  • Association of Business Women in Serbia: Focuses on female entrepreneurship.
  • Kontracepcija - sve što jeste i niste znali: This Facebook provides educational information for women in Serbia about contraception.
  • Women’s Studies Center: "Women’s Studies Center is an autonomous, non-profit, non-governmental organization, independent in its work from political structures or groups. Mission of the Center for Women’s Studies is to create and promote models which celebrate differences. One of the aims is to theoretically point out the possibilities of resistance and political challenge against social practices of discrimination and exclusion based on gender, nationality, sexuality, color, class, religion and others. Long-term strategy of the Center is to develop academic educational programs which are grounded in the right to be different." Address: Centar za ženske studije Jove Ilića 165, 11 040 Beograd, Serbia. Tel/fax: +381 11 2491 219. Tel: +381 11 30 92 999/ext. 963. E-mail: zenske.studije@gmail.com

References[edit]

  1. Global Oral Contraception Availability
  2. Free the Pill: Where on Earth?
  3. Sex education introduced in Serbian schools!
  4. Serbian Province Launches Sex Education Classes
  5. Princeton EC Website
  6. [Conversation with Belgrade pharmacist, May 2017]
  7. [Conversation with Belgrade pharmacist]
  8. [Conversation with Belgrade pharmacist, May 2017]
  9. [Conversation with Belgrade pharmacist, May 2017]
  10. [Conversation with Belgrade pharmacist, May 2017]
  11. [Conversation with Belgrade pharmacist, May 2017]
  12. [Conversation with Belgrade pharmacist, May 2017]
  13. [Conversation with Belgrade pharmacist, May 2017]
  14. EC Status and Availability: Serbia
  15. Princeton EC Website
  16. ECEC: Serbia
  17. Princeton EC Website
  18. ellaOne
  19. Princeton EC Website
  20. Princeton EC Website
  21. ECEC: Serbia
  22. [Conversation with Belgrade pharmacist]
  23. SERBIA - REGULATIONS ON ENTRY, STAY AND RESIDENCE FOR PLHIV
  24. PEP in Nelp
  25. PrEPWatch World Map
  26. [Conversation with Belgrade pharmacist]
  27. Flucanozale
  28. [Conversation with a Serbian pharmacist]

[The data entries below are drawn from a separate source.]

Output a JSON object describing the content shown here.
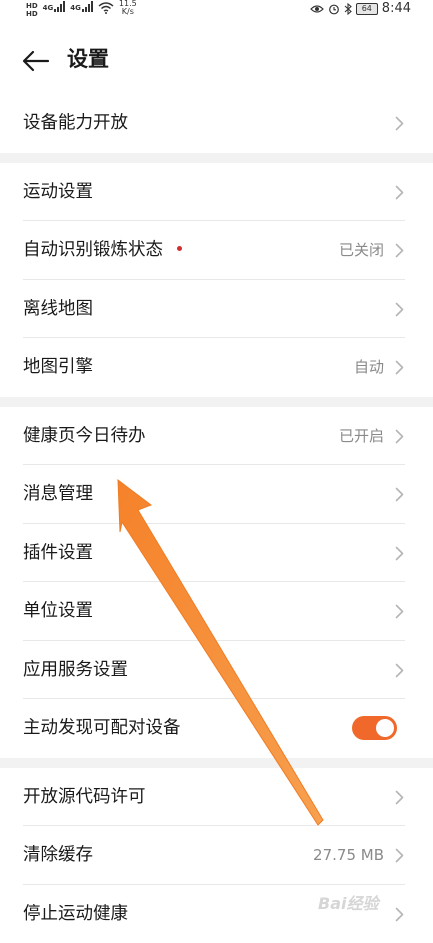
{
  "status_bar": {
    "network_top": "HD",
    "network_bottom": "HD",
    "sig1_label": "4G",
    "sig2_label": "4G",
    "speed_value": "11.5",
    "speed_unit": "K/s",
    "battery": "64",
    "time": "8:44",
    "icons": [
      "wifi-icon",
      "eye-icon",
      "alarm-icon",
      "bluetooth-icon"
    ]
  },
  "header": {
    "title": "设置",
    "back_icon": "arrow-left-icon"
  },
  "groups": [
    [
      {
        "label": "设备能力开放",
        "value": ""
      }
    ],
    [
      {
        "label": "运动设置",
        "value": ""
      },
      {
        "label": "自动识别锻炼状态",
        "value": "已关闭",
        "dot": true
      },
      {
        "label": "离线地图",
        "value": ""
      },
      {
        "label": "地图引擎",
        "value": "自动"
      }
    ],
    [
      {
        "label": "健康页今日待办",
        "value": "已开启"
      },
      {
        "label": "消息管理",
        "value": ""
      },
      {
        "label": "插件设置",
        "value": ""
      },
      {
        "label": "单位设置",
        "value": ""
      },
      {
        "label": "应用服务设置",
        "value": ""
      },
      {
        "label": "主动发现可配对设备",
        "value": "",
        "toggle": true,
        "toggle_on": true
      }
    ],
    [
      {
        "label": "开放源代码许可",
        "value": ""
      },
      {
        "label": "清除缓存",
        "value": "27.75 MB"
      },
      {
        "label": "停止运动健康",
        "value": ""
      }
    ]
  ],
  "colors": {
    "accent": "#f0692a",
    "annotation_arrow": "#f58a2f",
    "dot": "#d32f2f"
  },
  "watermark": "Bai经验"
}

  29. Serbia: Human Papillomavirus and Related Cancers, Fact Sheet 2017
  30. [Conversation with clinic over Facebook, May 2017]
  31. Abortion Legislation in Europe
  32. Women on Waves, Serbia
  33. Reframing the abortion debate in Serbia and the world
  34. The Question of Abortion in Serbia
  35. Serbia Has Highest Abortion Rate In Europe
  36. IPPF - ABORTION: Legislation in Europe
  37. IPPF - ABORTION: Legislation in Europe
  38. Women on Waves, Serbia